NK: La Question humaine is a musical film. It was clear to us from the outset. As soon as I heard the group Syd Matters, I wanted to work with them. We went to their concerts for two years. I filmed them several times. We talked a lot and swapped records. Jonathan, the group’s leader, came to the cutting room to see an off-line edit of the film. Three days later, he came back with sounds, fragments, a song for the opening credits and loops. We ended up renting a studio for five days and five nights and they did all the music by improvising over the footage. They took the film’s dialogues and sampled them. It’s their first film soundtrack. It’s a series of meteorological and atmospheric states. A psycho-chemical vibe infiltrates the whole film.

There is also a more documentary-style aspect to the soundtrack with music that young executives unwind to at night. There are cold wave tracks by New Order from the 1980s as if the ghost of Ian Curtis, who had already visited La Blessure, had come back to haunt the film. We’ve always been fascinated by rave parties. A community gives itself over to excess and self-destruction as a form of purge. These underground parties that have sadly disappeared were host to all kinds of rule breaking rituals. But young executives are sometimes the most hardcore in excess. Something very violent is unleashed. Elisabeth asked the group Los Chicros to sing a text by Sénèque - Hercule furieux – at a rave. It is about bloody battles where sons, brothers, cousins and uncles fight for power, cutting off the King’s head to take his crown.

There is also the secretive musical world of Just / Lonsdale. It is Schubert, which is supreme elegy and absolute contemplation. This music is about the memory of classical music and how it is passed down by the fathers, who transmit two things: the violence of murder and classical culture. Distant History is in this music but at the same time, it is totally contemporary in its precision and romanticism. It is as if rock could go from Schubert to Ian Curtis: it is a particular state of expression that passes through bodies, from past to present, making emotions circulate. History moves through time, like ghosts.
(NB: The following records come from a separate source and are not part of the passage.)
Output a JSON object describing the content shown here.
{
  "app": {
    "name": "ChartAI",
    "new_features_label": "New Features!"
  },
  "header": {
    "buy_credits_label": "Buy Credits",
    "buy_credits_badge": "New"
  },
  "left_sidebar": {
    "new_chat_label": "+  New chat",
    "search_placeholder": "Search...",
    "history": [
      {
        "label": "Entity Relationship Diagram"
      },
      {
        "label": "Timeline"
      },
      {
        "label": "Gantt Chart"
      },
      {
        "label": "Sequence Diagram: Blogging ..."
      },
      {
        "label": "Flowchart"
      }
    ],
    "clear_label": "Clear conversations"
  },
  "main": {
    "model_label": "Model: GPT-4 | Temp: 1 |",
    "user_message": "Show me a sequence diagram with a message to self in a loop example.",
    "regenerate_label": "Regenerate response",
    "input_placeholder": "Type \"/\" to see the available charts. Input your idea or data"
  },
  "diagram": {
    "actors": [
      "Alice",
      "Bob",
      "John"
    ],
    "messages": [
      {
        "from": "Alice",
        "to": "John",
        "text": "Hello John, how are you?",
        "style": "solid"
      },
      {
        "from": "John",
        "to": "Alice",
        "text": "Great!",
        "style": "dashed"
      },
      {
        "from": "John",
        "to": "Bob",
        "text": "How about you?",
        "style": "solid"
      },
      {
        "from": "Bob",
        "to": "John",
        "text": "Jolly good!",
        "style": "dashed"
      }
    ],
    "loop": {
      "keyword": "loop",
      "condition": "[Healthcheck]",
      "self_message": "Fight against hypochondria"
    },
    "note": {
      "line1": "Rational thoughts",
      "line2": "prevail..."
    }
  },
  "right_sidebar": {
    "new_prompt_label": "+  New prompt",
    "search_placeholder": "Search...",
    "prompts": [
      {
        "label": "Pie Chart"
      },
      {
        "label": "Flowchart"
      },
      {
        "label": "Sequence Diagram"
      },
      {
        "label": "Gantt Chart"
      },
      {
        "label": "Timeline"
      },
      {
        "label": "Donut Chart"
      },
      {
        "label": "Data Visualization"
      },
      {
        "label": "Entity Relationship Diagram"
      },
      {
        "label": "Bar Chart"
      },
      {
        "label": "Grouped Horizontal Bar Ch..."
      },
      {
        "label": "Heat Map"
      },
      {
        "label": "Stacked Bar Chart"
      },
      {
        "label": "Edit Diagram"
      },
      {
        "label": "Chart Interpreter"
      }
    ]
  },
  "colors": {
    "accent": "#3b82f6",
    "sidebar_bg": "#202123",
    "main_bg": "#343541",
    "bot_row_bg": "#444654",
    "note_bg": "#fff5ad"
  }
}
Heartbeat Detector is released by Trinity in the UK this Spring. Thanks to Robin Grbich and Antoine de Baecque